In light of the large public majority in Scotland that voted against Brexit, the Scottish National Party has now signaled their intent to proceed toward a second independence referendum. It is unclear how this will take place without the explicit consent of the UK government, as unlike David Cameron in 2014, none of the Conservative leadership contenders have shown support for such a vote. Scotland could likely rely on the support of some EU members as well as the European Parliament, while other members, especially Spain with separatist Catalonia in mind, would be adamant that no precedent be set for a country (UK) to leave the EU and a piece of it (Scotland) remain or be grandfathered back into the EU. Hence a transitional twilight period for Scotland being legally out but de facto still politically in the EU would have to be negotiated. The Scottish issue is moreover one area where the EU, should it be so inclined as part of the Article 50 negotiations, could play nasty with the British government. Generous publicly announced terms for Scotland’s “grandfathering into the EU”—all in the name of democracy and the will of the Scottish people—would fan the secessionist flames in Scotland, pressuring the UK government.

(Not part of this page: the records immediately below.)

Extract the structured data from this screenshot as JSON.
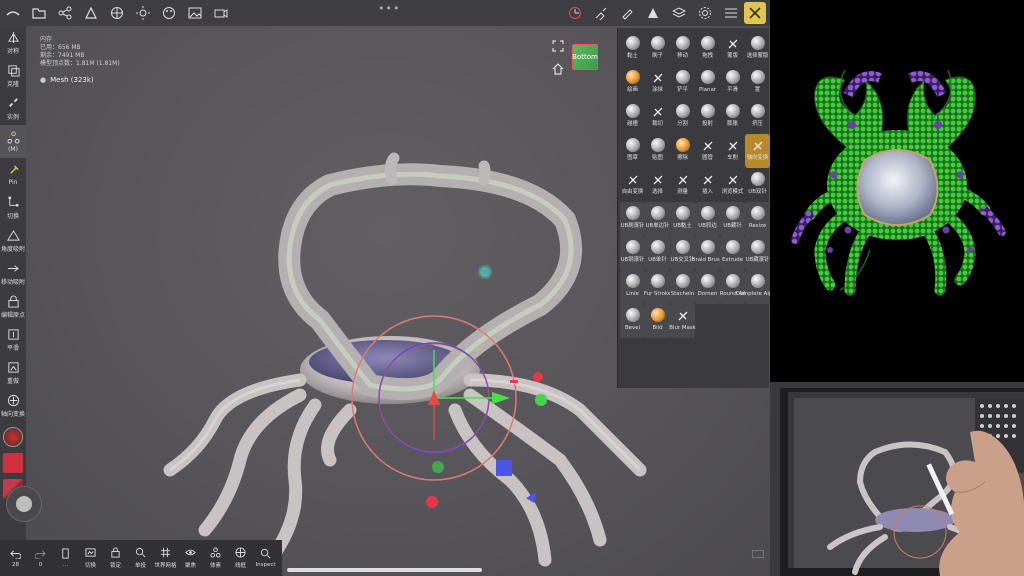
{
  "top_bar": {
    "icons": [
      "logo-icon",
      "folder-icon",
      "share-icon",
      "scene-icon",
      "globe-icon",
      "sun-icon",
      "palette-icon",
      "image-icon",
      "video-icon"
    ],
    "more": "•••",
    "right_icons": [
      "gizmo-icon",
      "brush-icon",
      "paint-icon",
      "material-icon",
      "layers-icon",
      "settings-icon",
      "sliders-icon",
      "hide-panels-icon"
    ]
  },
  "left_tools": [
    {
      "label": "对称",
      "icon": "symmetry-icon"
    },
    {
      "label": "克隆",
      "icon": "clone-icon"
    },
    {
      "label": "实例",
      "icon": "instance-icon"
    },
    {
      "label": "(M)",
      "icon": "graph-icon"
    },
    {
      "label": "Pin",
      "icon": "pin-icon"
    },
    {
      "label": "切换",
      "icon": "toggle-icon"
    },
    {
      "label": "角度吸附",
      "icon": "angle-snap-icon"
    },
    {
      "label": "移动吸附",
      "icon": "move-snap-icon"
    },
    {
      "label": "编辑原点",
      "icon": "edit-origin-icon"
    },
    {
      "label": "平滑",
      "icon": "smooth-icon"
    },
    {
      "label": "重做",
      "icon": "redo-icon"
    },
    {
      "label": "轴向变换",
      "icon": "axis-transform-icon"
    }
  ],
  "info": {
    "title": "内存",
    "used": "已用：656 MB",
    "total": "剩余：7491 MB",
    "verts": "模型顶点数：1.81M (1.81M)",
    "mesh": "Mesh (323k)"
  },
  "view_cube": {
    "label": "Bottom"
  },
  "brushes": [
    {
      "label": "黏土",
      "style": "ball"
    },
    {
      "label": "刷子",
      "style": "ball"
    },
    {
      "label": "移动",
      "style": "ball"
    },
    {
      "label": "拖拽",
      "style": "ball"
    },
    {
      "label": "蒙版",
      "style": "flat"
    },
    {
      "label": "选择蒙版",
      "style": "ball"
    },
    {
      "label": "绘画",
      "style": "orange"
    },
    {
      "label": "涂抹",
      "style": "flat"
    },
    {
      "label": "铲平",
      "style": "ball"
    },
    {
      "label": "Planar",
      "style": "ball"
    },
    {
      "label": "平滑",
      "style": "ball"
    },
    {
      "label": "置",
      "style": "ball"
    },
    {
      "label": "碰撞",
      "style": "ball"
    },
    {
      "label": "裁切",
      "style": "flat"
    },
    {
      "label": "分割",
      "style": "ball"
    },
    {
      "label": "投射",
      "style": "ball"
    },
    {
      "label": "膨胀",
      "style": "ball"
    },
    {
      "label": "挤压",
      "style": "ball"
    },
    {
      "label": "图章",
      "style": "ball"
    },
    {
      "label": "贴图",
      "style": "ball"
    },
    {
      "label": "擦除",
      "style": "orange"
    },
    {
      "label": "圆管",
      "style": "flat"
    },
    {
      "label": "车削",
      "style": "flat"
    },
    {
      "label": "轴向变换",
      "style": "sel"
    },
    {
      "label": "自由变换",
      "style": "flat"
    },
    {
      "label": "选择",
      "style": "flat"
    },
    {
      "label": "测量",
      "style": "flat"
    },
    {
      "label": "插入",
      "style": "flat"
    },
    {
      "label": "浏览模式",
      "style": "flat"
    },
    {
      "label": "UB双针",
      "style": "ball"
    },
    {
      "label": "UB刷滚针",
      "style": "ball"
    },
    {
      "label": "UB单边针",
      "style": "ball"
    },
    {
      "label": "UB黏土",
      "style": "ball"
    },
    {
      "label": "UB抓边",
      "style": "ball"
    },
    {
      "label": "UB藏针",
      "style": "ball"
    },
    {
      "label": "Resize",
      "style": "ball"
    },
    {
      "label": "UB钢滚针",
      "style": "ball"
    },
    {
      "label": "UB单针",
      "style": "ball"
    },
    {
      "label": "UB交叉针",
      "style": "ball"
    },
    {
      "label": "Braid Brush",
      "style": "ball"
    },
    {
      "label": "Extrude",
      "style": "ball"
    },
    {
      "label": "UB藏滚针",
      "style": "ball"
    },
    {
      "label": "Linie",
      "style": "ball"
    },
    {
      "label": "Fur Stroke",
      "style": "ball"
    },
    {
      "label": "Stacheln",
      "style": "ball"
    },
    {
      "label": "Dornen",
      "style": "ball"
    },
    {
      "label": "Round All",
      "style": "ball"
    },
    {
      "label": "Complete Alpha",
      "style": "ball"
    },
    {
      "label": "Bevel",
      "style": "ball"
    },
    {
      "label": "Bild",
      "style": "orange"
    },
    {
      "label": "Blur Mask",
      "style": "flat"
    }
  ],
  "bottom_bar": [
    {
      "label": "28",
      "icon": "undo-icon"
    },
    {
      "label": "0",
      "icon": "redo-icon"
    },
    {
      "label": "...",
      "icon": "phone-icon"
    },
    {
      "label": "切换",
      "icon": "switch-icon"
    },
    {
      "label": "锁定",
      "icon": "lock-icon"
    },
    {
      "label": "单投",
      "icon": "search-icon"
    },
    {
      "label": "世界网格",
      "icon": "grid-icon"
    },
    {
      "label": "聚焦",
      "icon": "eye-icon"
    },
    {
      "label": "体素",
      "icon": "voxel-icon"
    },
    {
      "label": "线框",
      "icon": "wireframe-icon"
    },
    {
      "label": "Inspect",
      "icon": "inspect-icon"
    }
  ],
  "colors": {
    "accent": "#e2c54a",
    "panel": "#3b3a3e",
    "viewport": "#575559",
    "swatch_primary": "#cf3140",
    "swatch_secondary": "#c23a4c"
  }
}
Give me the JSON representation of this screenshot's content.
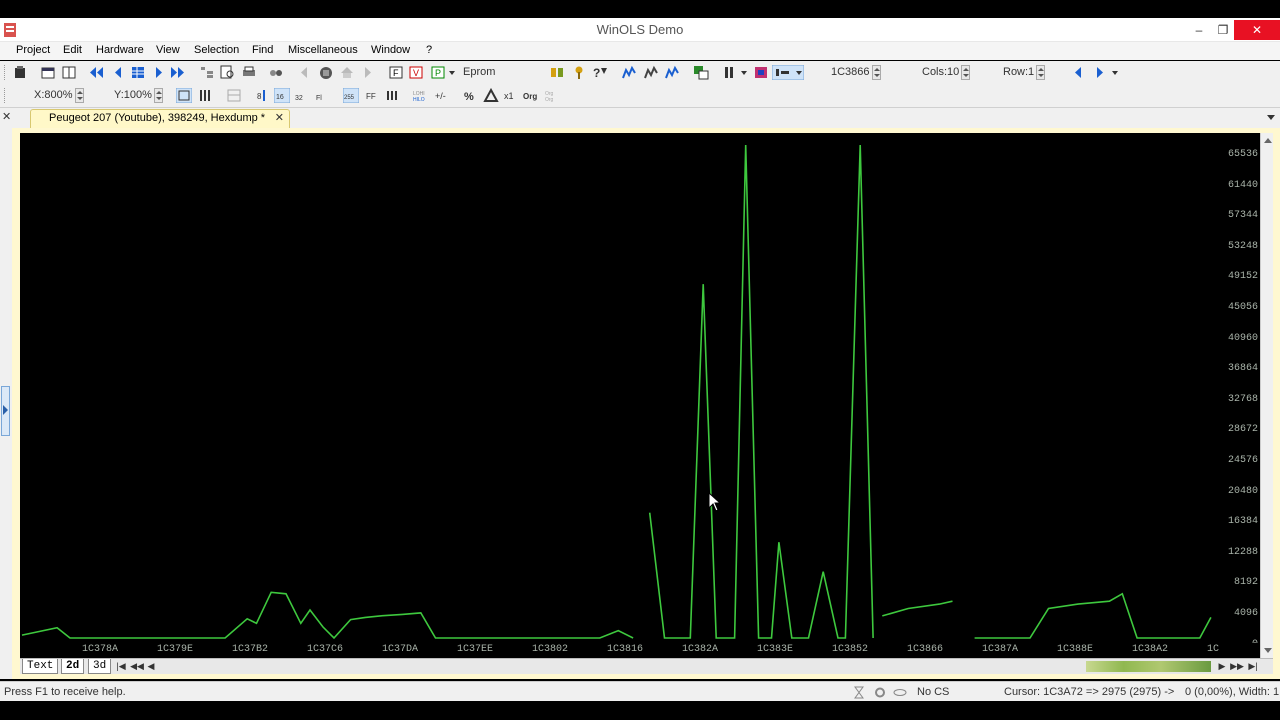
{
  "window": {
    "title": "WinOLS Demo",
    "minimize_glyph": "–",
    "restore_glyph": "❐",
    "close_glyph": "✕"
  },
  "menu": [
    "Project",
    "Edit",
    "Hardware",
    "View",
    "Selection",
    "Find",
    "Miscellaneous",
    "Window",
    "?"
  ],
  "toolbar": {
    "eprom_combo": "Eprom",
    "address": "1C3866",
    "cols": "Cols:10",
    "row": "Row:1",
    "x_zoom": "X:800%",
    "y_zoom": "Y:100%",
    "btn_255": "255",
    "btn_ff": "FF",
    "btn_percent": "%",
    "btn_x1": "x1",
    "btn_org": "Org"
  },
  "tab": {
    "label": "Peugeot 207 (Youtube), 398249, Hexdump *",
    "close_glyph": "✕",
    "left_close_glyph": "✕"
  },
  "chart_data": {
    "type": "line",
    "y_ticks": [
      "65536",
      "61440",
      "57344",
      "53248",
      "49152",
      "45056",
      "40960",
      "36864",
      "32768",
      "28672",
      "24576",
      "20480",
      "16384",
      "12288",
      "8192",
      "4096",
      "0"
    ],
    "x_ticks": [
      "1C378A",
      "1C379E",
      "1C37B2",
      "1C37C6",
      "1C37DA",
      "1C37EE",
      "1C3802",
      "1C3816",
      "1C382A",
      "1C383E",
      "1C3852",
      "1C3866",
      "1C387A",
      "1C388E",
      "1C38A2",
      "1C"
    ],
    "ylim": [
      0,
      65536
    ],
    "grid": false,
    "series_color": "#3ec83e",
    "segments": [
      [
        [
          0,
          400
        ],
        [
          1.9,
          1400
        ],
        [
          2.6,
          0
        ],
        [
          10.2,
          0
        ],
        [
          11.0,
          0
        ],
        [
          12.2,
          2600
        ],
        [
          12.7,
          2000
        ],
        [
          13.5,
          6200
        ],
        [
          14.3,
          6000
        ],
        [
          15.1,
          2000
        ],
        [
          15.6,
          3800
        ],
        [
          16.3,
          1500
        ],
        [
          16.9,
          0
        ],
        [
          17.8,
          2500
        ],
        [
          18.6,
          2800
        ],
        [
          19.4,
          3000
        ],
        [
          20.6,
          3200
        ],
        [
          21.6,
          3400
        ],
        [
          22.4,
          0
        ],
        [
          31.3,
          0
        ],
        [
          32.3,
          1000
        ],
        [
          33.1,
          0
        ]
      ],
      [
        [
          34.0,
          17000
        ],
        [
          34.8,
          0
        ],
        [
          36.2,
          0
        ],
        [
          36.9,
          48000
        ],
        [
          37.6,
          0
        ],
        [
          38.6,
          0
        ],
        [
          39.2,
          77000
        ],
        [
          39.9,
          0
        ],
        [
          40.6,
          0
        ],
        [
          41.0,
          13000
        ],
        [
          41.7,
          0
        ],
        [
          42.6,
          0
        ],
        [
          43.4,
          9000
        ],
        [
          44.2,
          0
        ],
        [
          44.6,
          0
        ],
        [
          45.4,
          77000
        ],
        [
          46.1,
          0
        ]
      ],
      [
        [
          46.6,
          3000
        ],
        [
          48.0,
          4000
        ],
        [
          49.7,
          4600
        ],
        [
          50.4,
          5000
        ]
      ],
      [
        [
          51.6,
          0
        ],
        [
          54.6,
          0
        ],
        [
          55.6,
          4000
        ],
        [
          57.2,
          4600
        ],
        [
          58.9,
          5000
        ],
        [
          59.6,
          6000
        ],
        [
          60.4,
          0
        ],
        [
          63.8,
          0
        ],
        [
          64.4,
          2800
        ]
      ]
    ],
    "x_count": 65
  },
  "bottom_tabs": [
    "Text",
    "2d",
    "3d"
  ],
  "status": {
    "help": "Press F1 to receive help.",
    "cs": "No CS",
    "cursor": "Cursor: 1C3A72 => 2975 (2975) ->",
    "selection": "0 (0,00%), Width: 1"
  }
}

In the longer run, if the economic situation in the UK worsens as a result of the Brexit vote, a united Ireland might also become a real political option. Robbed of EU financial support, with London less able to commit scarce fiscal funds to Northern Ireland, facing a land border once again with the rest of Ireland, and with Irish Catholicism maturing into a less politically active and atavistic faith, a centrist majority for reunification on economic grounds might materialize. Catholic and unionist voters who care about the Northern Irish economy may in time chose the perceived economic stability of a united Ireland over remaining in the UK.